) - My favorite travel magazine, with truly intriguing stories, amazing pictures, and the best global coverage of all the exotic places in the world you desperately want to go. The only problem: it's British, and while you can find it in specialty magazines stores and on the magazine racks of most Barnes and Nobles stores, the fact that it's an import means it generally costs $10 to $12 an issue. Bummer. Still, for true adventurers who want to track tigers in Indian jungles, take a walking safari in East Africa, go fishing on the Amazon, or paddle the Philippines (or at least to read about all those things), this is the magazine to splurge on.
Outdoors and sports-oriented travel magazines
) - For the backpacker, kayaker, and great outdoorsman (or -woman) in all of us. This offshoot of Rolling Stone was the first to tap into the adventure travel genre, though of late it seems to focus more on its overwrought page design (it actually seems to be attempting, through the use of odd fonts and color combos, to make its text as inscrutable and impossible to read as possible) and collating round-ups of hints than in helping would-be adventurers plan and execute their own trips.

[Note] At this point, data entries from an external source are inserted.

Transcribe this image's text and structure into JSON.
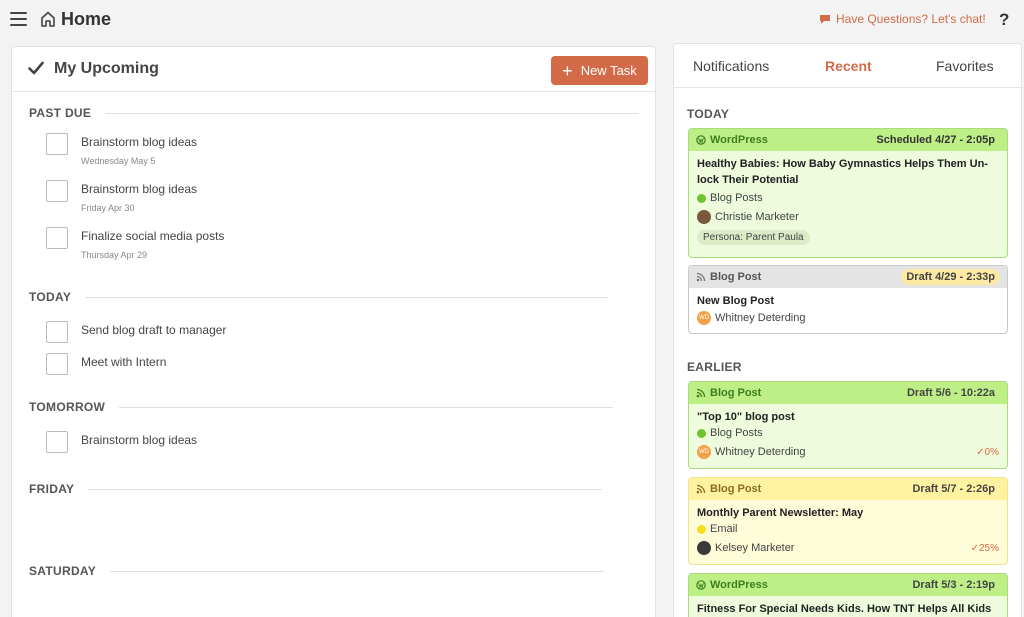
{
  "header": {
    "title": "Home",
    "chat_label": "Have Questions? Let's chat!",
    "help_label": "?"
  },
  "upcoming": {
    "title": "My Upcoming",
    "new_task_label": "New Task",
    "sections": {
      "past_due": "PAST DUE",
      "today": "TODAY",
      "tomorrow": "TOMORROW",
      "friday": "FRIDAY",
      "saturday": "SATURDAY"
    },
    "tasks": [
      {
        "name": "Brainstorm blog ideas",
        "date": "Wednesday May 5"
      },
      {
        "name": "Brainstorm blog ideas",
        "date": "Friday Apr 30"
      },
      {
        "name": "Finalize social media posts",
        "date": "Thursday Apr 29"
      },
      {
        "name": "Send blog draft to manager",
        "date": ""
      },
      {
        "name": "Meet with Intern",
        "date": ""
      },
      {
        "name": "Brainstorm blog ideas",
        "date": ""
      }
    ]
  },
  "activity": {
    "tabs": [
      "Notifications",
      "Recent",
      "Favorites"
    ],
    "active_tab": "Recent",
    "sections": {
      "today": "TODAY",
      "earlier": "EARLIER"
    },
    "cards": [
      {
        "type": "WordPress",
        "status": "Scheduled 4/27 - 2:05p",
        "title": "Healthy Babies: How Baby Gymnastics Helps Them Un-lock Their Potential",
        "category": "Blog Posts",
        "author": "Christie Marketer",
        "persona": "Persona: Parent Paula",
        "color": "#bdef86"
      },
      {
        "type": "Blog Post",
        "status": "Draft 4/29 - 2:33p",
        "title": "New Blog Post",
        "author": "Whitney Deterding",
        "author_initials": "WD",
        "color": "#e4e4e4"
      },
      {
        "type": "Blog Post",
        "status": "Draft 5/6 - 10:22a",
        "title": "\"Top 10\" blog post",
        "category": "Blog Posts",
        "author": "Whitney Deterding",
        "author_initials": "WD",
        "progress": "0%",
        "color": "#bdef86"
      },
      {
        "type": "Blog Post",
        "status": "Draft 5/7 - 2:26p",
        "title": "Monthly Parent Newsletter: May",
        "category": "Email",
        "author": "Kelsey Marketer",
        "progress": "25%",
        "color": "#fff3a2"
      },
      {
        "type": "WordPress",
        "status": "Draft 5/3 - 2:19p",
        "title": "Fitness For Special Needs Kids. How TNT Helps All Kids",
        "color": "#bdef86"
      }
    ]
  },
  "colors": {
    "accent": "#d36b48",
    "green_dot": "#6cc32b",
    "yellow_dot": "#f5e11b"
  }
}
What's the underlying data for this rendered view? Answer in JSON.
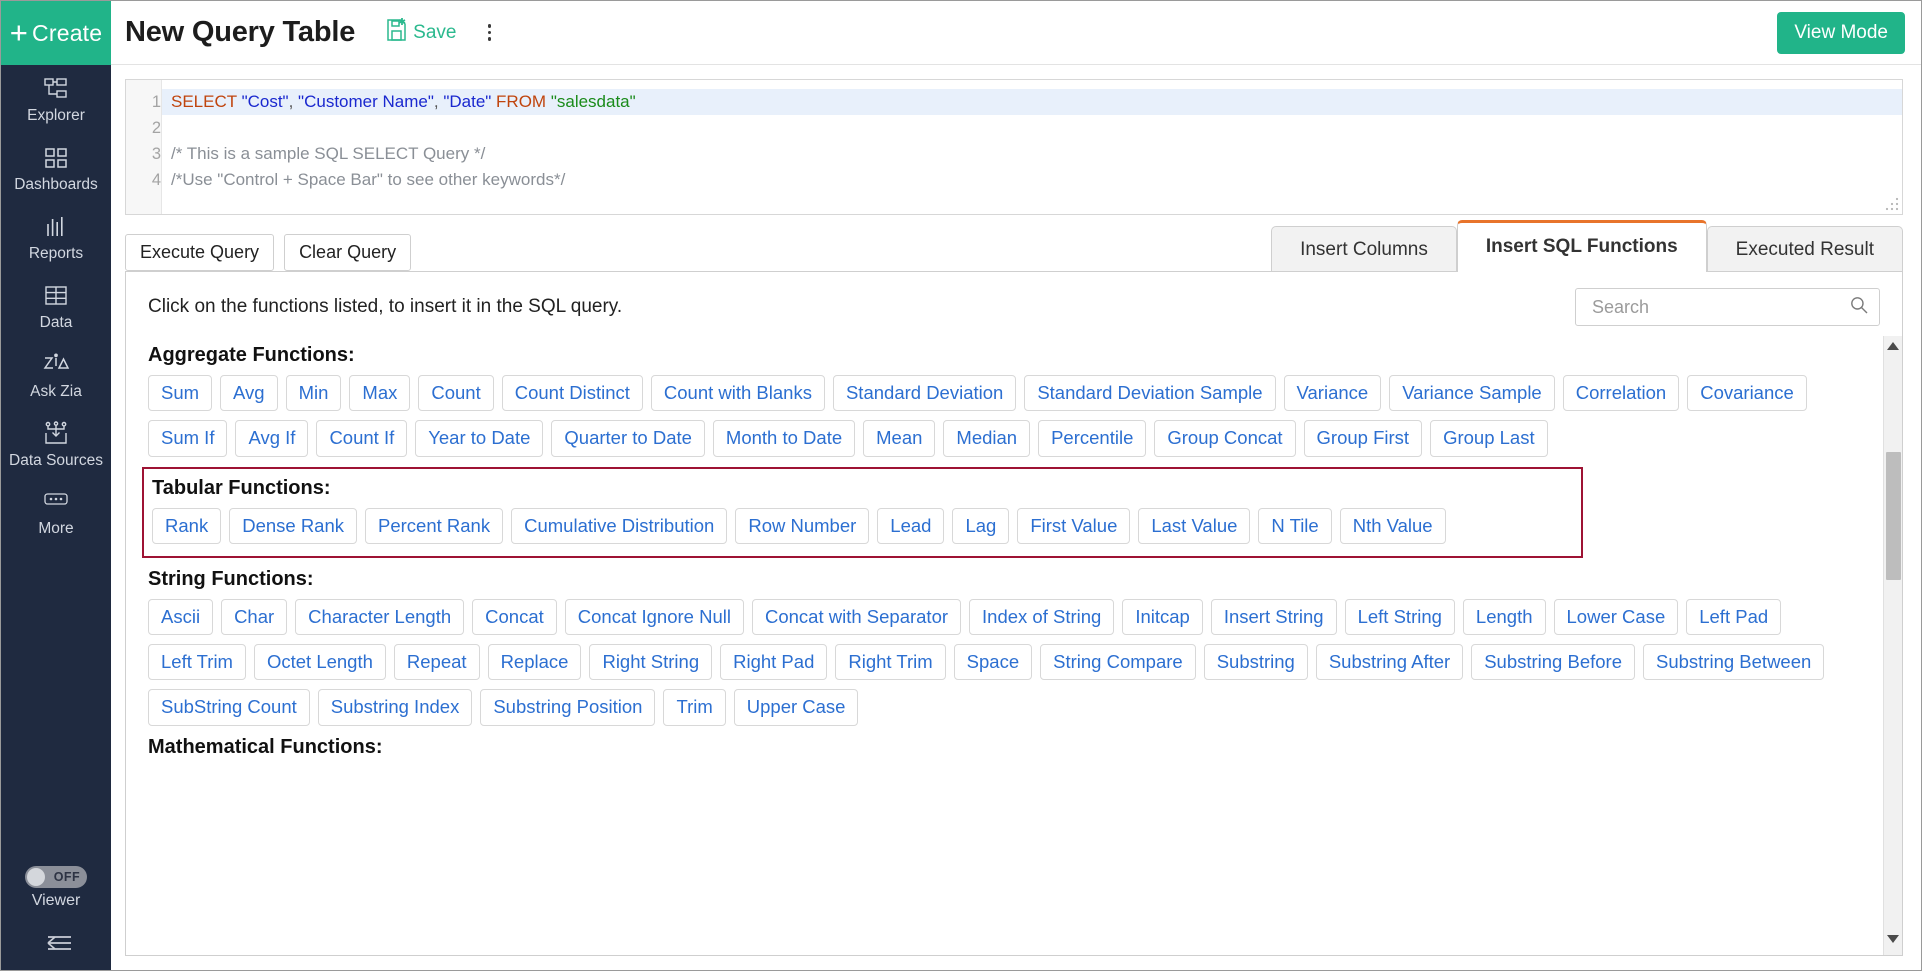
{
  "sidebar": {
    "create_label": "Create",
    "items": [
      {
        "label": "Explorer",
        "icon": "hierarchy-icon"
      },
      {
        "label": "Dashboards",
        "icon": "grid-icon"
      },
      {
        "label": "Reports",
        "icon": "bar-chart-icon"
      },
      {
        "label": "Data",
        "icon": "table-icon"
      },
      {
        "label": "Ask Zia",
        "icon": "zia-icon"
      },
      {
        "label": "Data Sources",
        "icon": "data-sources-icon"
      },
      {
        "label": "More",
        "icon": "ellipsis-icon"
      }
    ],
    "viewer_toggle": {
      "state": "OFF",
      "label": "Viewer"
    }
  },
  "header": {
    "title": "New Query Table",
    "save_label": "Save",
    "view_mode_label": "View Mode"
  },
  "editor": {
    "lines": [
      {
        "num": "1",
        "active": true
      },
      {
        "num": "2",
        "active": false
      },
      {
        "num": "3",
        "active": false
      },
      {
        "num": "4",
        "active": false
      }
    ],
    "line1": {
      "select": "SELECT",
      "col1": "\"Cost\"",
      "sep1": ", ",
      "col2": "\"Customer Name\"",
      "sep2": ", ",
      "col3": "\"Date\"",
      "from": "FROM",
      "table": "\"salesdata\""
    },
    "line3": "/* This is a sample SQL SELECT Query */",
    "line4": "/*Use \"Control + Space Bar\" to see other keywords*/"
  },
  "actions": {
    "execute_label": "Execute Query",
    "clear_label": "Clear Query"
  },
  "tabs": [
    {
      "label": "Insert Columns",
      "active": false
    },
    {
      "label": "Insert SQL Functions",
      "active": true
    },
    {
      "label": "Executed Result",
      "active": false
    }
  ],
  "panel": {
    "hint": "Click on the functions listed, to insert it in the SQL query.",
    "search_placeholder": "Search",
    "search_value": "",
    "groups": [
      {
        "title": "Aggregate Functions:",
        "highlight": false,
        "functions": [
          "Sum",
          "Avg",
          "Min",
          "Max",
          "Count",
          "Count Distinct",
          "Count with Blanks",
          "Standard Deviation",
          "Standard Deviation Sample",
          "Variance",
          "Variance Sample",
          "Correlation",
          "Covariance",
          "Sum If",
          "Avg If",
          "Count If",
          "Year to Date",
          "Quarter to Date",
          "Month to Date",
          "Mean",
          "Median",
          "Percentile",
          "Group Concat",
          "Group First",
          "Group Last"
        ]
      },
      {
        "title": "Tabular Functions:",
        "highlight": true,
        "functions": [
          "Rank",
          "Dense Rank",
          "Percent Rank",
          "Cumulative Distribution",
          "Row Number",
          "Lead",
          "Lag",
          "First Value",
          "Last Value",
          "N Tile",
          "Nth Value"
        ]
      },
      {
        "title": "String Functions:",
        "highlight": false,
        "functions": [
          "Ascii",
          "Char",
          "Character Length",
          "Concat",
          "Concat Ignore Null",
          "Concat with Separator",
          "Index of String",
          "Initcap",
          "Insert String",
          "Left String",
          "Length",
          "Lower Case",
          "Left Pad",
          "Left Trim",
          "Octet Length",
          "Repeat",
          "Replace",
          "Right String",
          "Right Pad",
          "Right Trim",
          "Space",
          "String Compare",
          "Substring",
          "Substring After",
          "Substring Before",
          "Substring Between",
          "SubString Count",
          "Substring Index",
          "Substring Position",
          "Trim",
          "Upper Case"
        ]
      },
      {
        "title": "Mathematical Functions:",
        "highlight": false,
        "functions": []
      }
    ]
  },
  "colors": {
    "brand_green": "#21b489",
    "sidebar_bg": "#1f2a40",
    "chip_text": "#2c6fd1",
    "active_tab_border": "#e8742b",
    "highlight_border": "#9e1334"
  }
}
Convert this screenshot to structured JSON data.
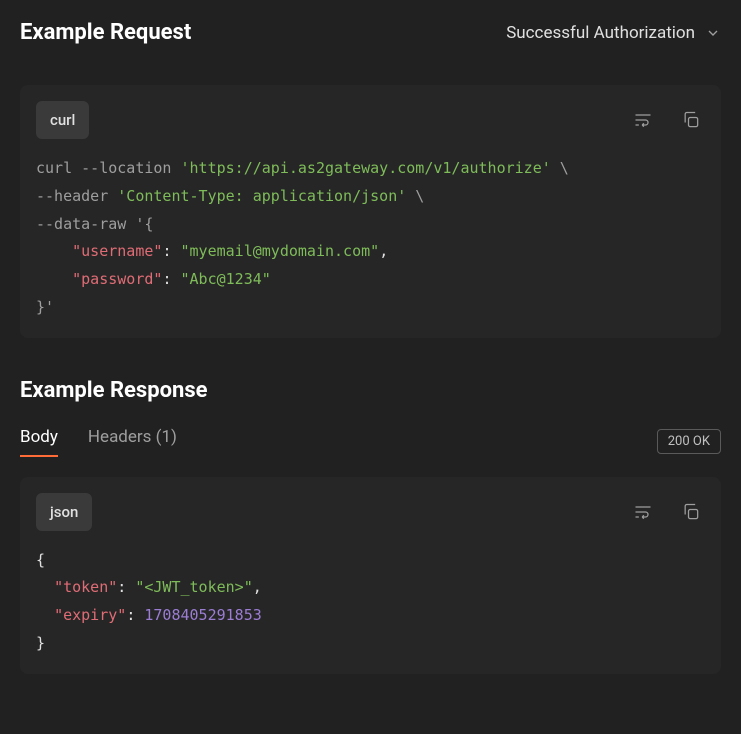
{
  "request": {
    "title": "Example Request",
    "dropdown_label": "Successful Authorization",
    "lang_badge": "curl",
    "code": {
      "cmd": "curl",
      "flag_location": "--location",
      "url": "'https://api.as2gateway.com/v1/authorize'",
      "backslash": "\\",
      "flag_header": "--header",
      "header_val": "'Content-Type: application/json'",
      "flag_dataraw": "--data-raw",
      "body_open": "'{",
      "key_username": "\"username\"",
      "val_username": "\"myemail@mydomain.com\"",
      "key_password": "\"password\"",
      "val_password": "\"Abc@1234\"",
      "body_close": "}'",
      "comma": ",",
      "colon": ":"
    }
  },
  "response": {
    "title": "Example Response",
    "tabs": {
      "body": "Body",
      "headers": "Headers (1)"
    },
    "status": "200 OK",
    "lang_badge": "json",
    "code": {
      "open": "{",
      "key_token": "\"token\"",
      "val_token": "\"<JWT_token>\"",
      "key_expiry": "\"expiry\"",
      "val_expiry": "1708405291853",
      "close": "}",
      "colon": ":",
      "comma": ","
    }
  }
}
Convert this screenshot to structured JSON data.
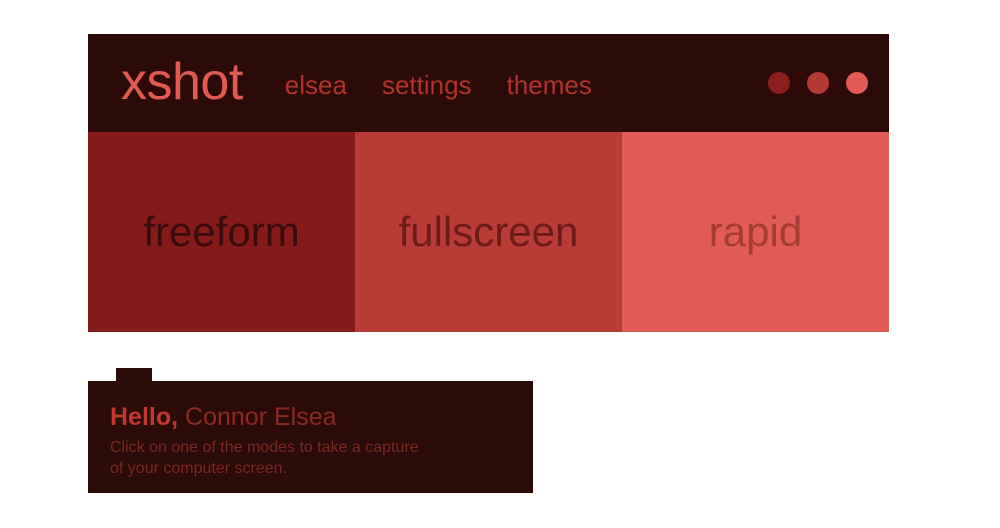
{
  "app": {
    "logo": "xshot",
    "titlebar_bg": "#2b0a08",
    "logo_color": "#e05a52"
  },
  "nav": {
    "items": [
      {
        "label": "elsea"
      },
      {
        "label": "settings"
      },
      {
        "label": "themes"
      }
    ]
  },
  "window_controls": {
    "dots": [
      {
        "name": "dot-dark",
        "color": "#8a1f1c"
      },
      {
        "name": "dot-medium",
        "color": "#b53a34"
      },
      {
        "name": "dot-light",
        "color": "#e25a54"
      }
    ]
  },
  "modes": {
    "tiles": [
      {
        "label": "freeform",
        "bg": "#861c1a",
        "text_color": "#3a0d0c"
      },
      {
        "label": "fullscreen",
        "bg": "#b93b36",
        "text_color": "#6e1a17"
      },
      {
        "label": "rapid",
        "bg": "#e25a54",
        "text_color": "#a63a35"
      }
    ]
  },
  "greeting_card": {
    "hello": "Hello,",
    "name": "Connor Elsea",
    "body_line_1": "Click on one of the modes to take a capture",
    "body_line_2": "of your computer screen.",
    "bg": "#2b0a08"
  }
}
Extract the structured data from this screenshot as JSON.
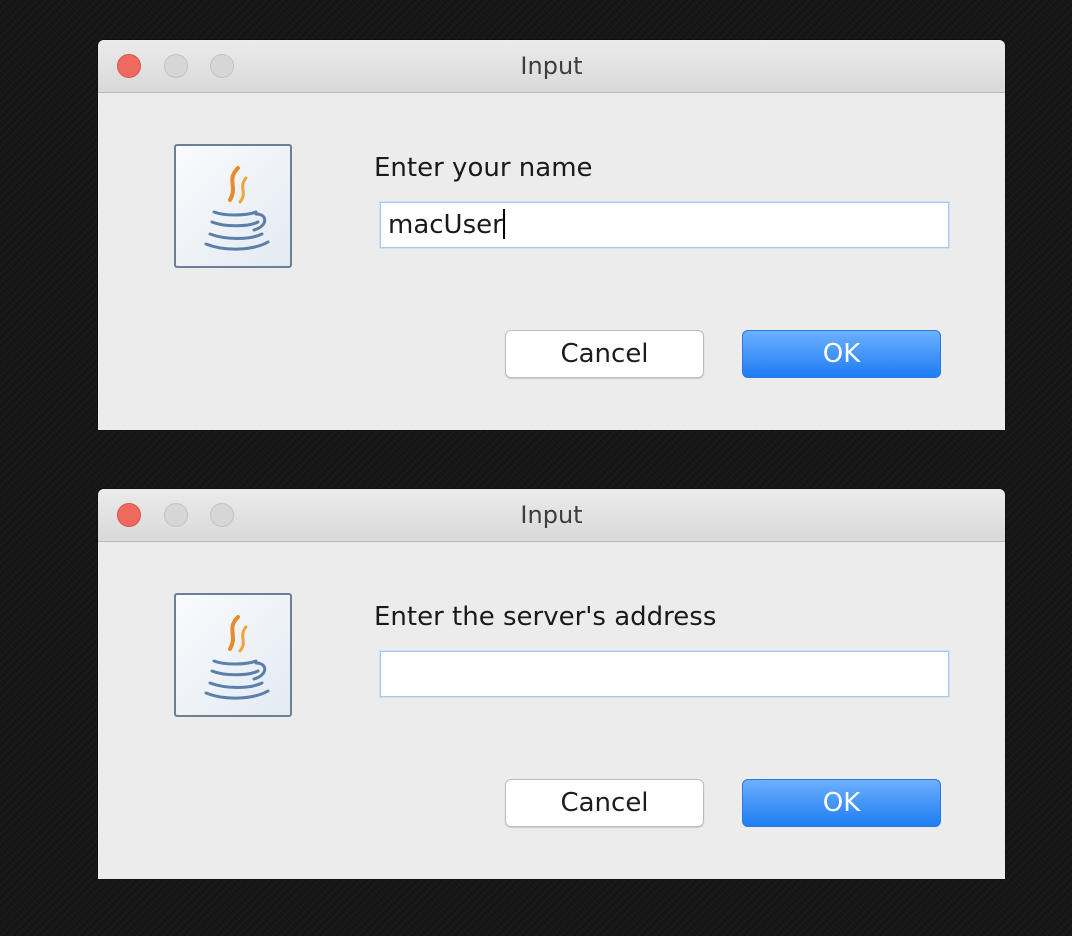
{
  "dialogs": [
    {
      "title": "Input",
      "prompt": "Enter your name",
      "input_value": "macUser",
      "input_placeholder": "",
      "cancel_label": "Cancel",
      "ok_label": "OK",
      "icon": "java-icon"
    },
    {
      "title": "Input",
      "prompt": "Enter the server's address",
      "input_value": "",
      "input_placeholder": "",
      "cancel_label": "Cancel",
      "ok_label": "OK",
      "icon": "java-icon"
    }
  ],
  "colors": {
    "close_button": "#ee6a5f",
    "ok_button": "#1e7cf3",
    "background": "#141414"
  }
}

Suffering lately from an unfortunate trend away from being a resource for dilettantes and budding adventurers and rather toward being a couch potato's guide to great adventurers who have seemingly limitless funds with which to stage their brush-with-death adventures.
Men's Journal Magazine
) - Though there's some stuff in there about fitness, cars, and profiles of truly manly men (proof that women's magazines haven't completely cornered the market on hunky celebrities), the bulk of this oversized magazine is dedicated to excellent articles on living an adventurous life, from travel in particular to outdoors pursuits and gear in general.
) - Nine issues a year about hitting the road or the trails with everything you need to carry on your back. Even if you don't subscribe, you should pick up their fantastic annual gear roundup (though designed for hikers and campers, a lot of this stuff is perfect for all travelers, even if you're the type to stick to rental cars, railpasses, and hotel rooms over hiking boots and tents).